But then the creep set in.
What used to be expressly runabout-type boats became 35- and 40-footers with berths and full heads. The nearly unavoidable summation of this trend — to this point — is the HCB 65 Estrella, the largest boat ever in its class and perhaps one of the most talked about models in recent memory. She’s a literal showstopper. I’ve witnessed multiple people halt in their tracks to gawk when they see her on the boat-show docks.
When I got on board the Estrella early one morning off Islamorada in the Florida Keys, the sky was torn-denim blue, the seas were flat calm and the engines were freaking ridiculous. This monster sportboat is powered by a cadre of equally monstrous 627 hp Seven Marine outboards — five of them. The all-aluminum powerplants with 1.9-liter TVS supercharged and intercooled induction systems have had outboard enthusiasts gaga since they were introduced in 2015, with good reason. At slower speeds, they rumble and roar like lions. Drop the hammer, and they morph into a whining swarm of mosquitoes the size of eagles chasing you at upwards of 56 knots.
But the Estrella is not simply a linear athlete. At 36 knots, I took her hard over in a single boat length, briefly creating a miniature maelstrom in the flats. Sightlines from the helm were quite good, even coming out of the hole, and the high-gloss teak helm pod and steering wheel added more than a dash of panache. The ZF controls and joystick allowed for smooth and confidence-inducing handling.
There is helm seating for five, and when the boat is not underway, the seats can rotate to face the five-person sleigh seating aft (with a table) to create an alfresco dining area for 10, all beneath the overhead hardtop.
In fact, the 65 Estrella has lots of exterior space that allows her to be a first-class cruiser — in agreeable climes — and a serious fish boat. Her bow has U-shaped seating with a hydraulic table that lowers, making the settee a sun pad for at least two people. Abaft that are two forward-facing lounges that are sublime places to sit when the boat is running at full force. If I’m not driving, that’s where you’ll find me, every time.
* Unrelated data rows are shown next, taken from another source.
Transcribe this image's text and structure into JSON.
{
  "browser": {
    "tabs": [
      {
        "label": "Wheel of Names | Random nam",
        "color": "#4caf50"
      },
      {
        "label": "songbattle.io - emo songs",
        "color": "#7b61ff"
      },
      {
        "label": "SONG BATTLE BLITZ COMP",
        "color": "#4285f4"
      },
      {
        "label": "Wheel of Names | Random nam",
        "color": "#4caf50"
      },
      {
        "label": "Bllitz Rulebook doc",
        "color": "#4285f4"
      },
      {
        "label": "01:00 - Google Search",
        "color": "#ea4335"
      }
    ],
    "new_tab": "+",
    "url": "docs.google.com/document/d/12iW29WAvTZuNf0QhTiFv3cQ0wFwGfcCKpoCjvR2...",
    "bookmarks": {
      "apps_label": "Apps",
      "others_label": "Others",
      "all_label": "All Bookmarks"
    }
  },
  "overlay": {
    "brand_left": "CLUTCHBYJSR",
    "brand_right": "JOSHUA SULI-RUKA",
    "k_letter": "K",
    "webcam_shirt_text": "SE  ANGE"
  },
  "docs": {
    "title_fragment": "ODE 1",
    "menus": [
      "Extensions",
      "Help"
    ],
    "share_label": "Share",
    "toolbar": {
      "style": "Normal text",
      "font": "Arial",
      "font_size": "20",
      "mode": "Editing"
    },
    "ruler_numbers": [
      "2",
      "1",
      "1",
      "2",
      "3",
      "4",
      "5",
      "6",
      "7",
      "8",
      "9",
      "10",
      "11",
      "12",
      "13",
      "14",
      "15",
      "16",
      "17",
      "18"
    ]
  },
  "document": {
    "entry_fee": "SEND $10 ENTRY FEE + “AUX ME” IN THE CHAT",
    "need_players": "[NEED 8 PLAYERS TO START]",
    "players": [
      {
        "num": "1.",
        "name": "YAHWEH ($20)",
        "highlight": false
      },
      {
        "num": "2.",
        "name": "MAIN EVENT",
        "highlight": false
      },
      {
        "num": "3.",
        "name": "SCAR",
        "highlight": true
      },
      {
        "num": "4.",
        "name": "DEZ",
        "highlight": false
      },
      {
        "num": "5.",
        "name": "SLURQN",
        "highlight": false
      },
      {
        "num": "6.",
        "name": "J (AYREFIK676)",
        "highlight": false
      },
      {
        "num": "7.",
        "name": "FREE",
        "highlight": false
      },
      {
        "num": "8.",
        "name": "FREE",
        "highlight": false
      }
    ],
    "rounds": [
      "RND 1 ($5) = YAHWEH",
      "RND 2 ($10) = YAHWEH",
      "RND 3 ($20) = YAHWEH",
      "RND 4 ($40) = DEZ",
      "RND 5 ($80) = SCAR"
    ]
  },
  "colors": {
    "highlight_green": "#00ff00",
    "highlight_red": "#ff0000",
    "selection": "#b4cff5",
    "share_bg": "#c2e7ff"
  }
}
Read More: HCB 65 Estrella Security
Handrails on the gunwales at amidships help facilitate passage to the boat’s (yacht’s? At 65 feet, I guess we have to call this center-console a yacht, which feels strange but is nonetheless accurate) cockpit. That’s where the sporting accessories are found. Inward-opening dive doors are to port and starboard. Twin 80-gallon livewells in the transom accompany three in-sole fish boxes and a fighting chair for serious angling. Mezzanine seating with sinks on either side are the best place to watch the fishing action.
Down below, the 65 Estrella has an honest-to-goodness salon with a U-shaped dining settee to port that converts into a berth. A Pullman berth above that means the common area can sleep three. That setup is across from a wet bar and Insignia television. A $10,000 option, that TV transforms into a mirror when turned off, as with similar TVs on superyachts.
Forward of the common area, the 65 Estrella has a master stateroom with a double berth. The head is abaft the salon with a shower that’s 3 feet by 3 feet, 6 inches, and that has 7 feet of headroom.
And that headroom shouldn’t be a surprise. Most everything about this boat feels oversize and right for the moment. She may become the beginning of a new trend. One day soon, we may look back at the 65 Estrella as a stepping stone — perhaps even a reasonable one — to something even wilder.
Take the next step: hcbyachts.com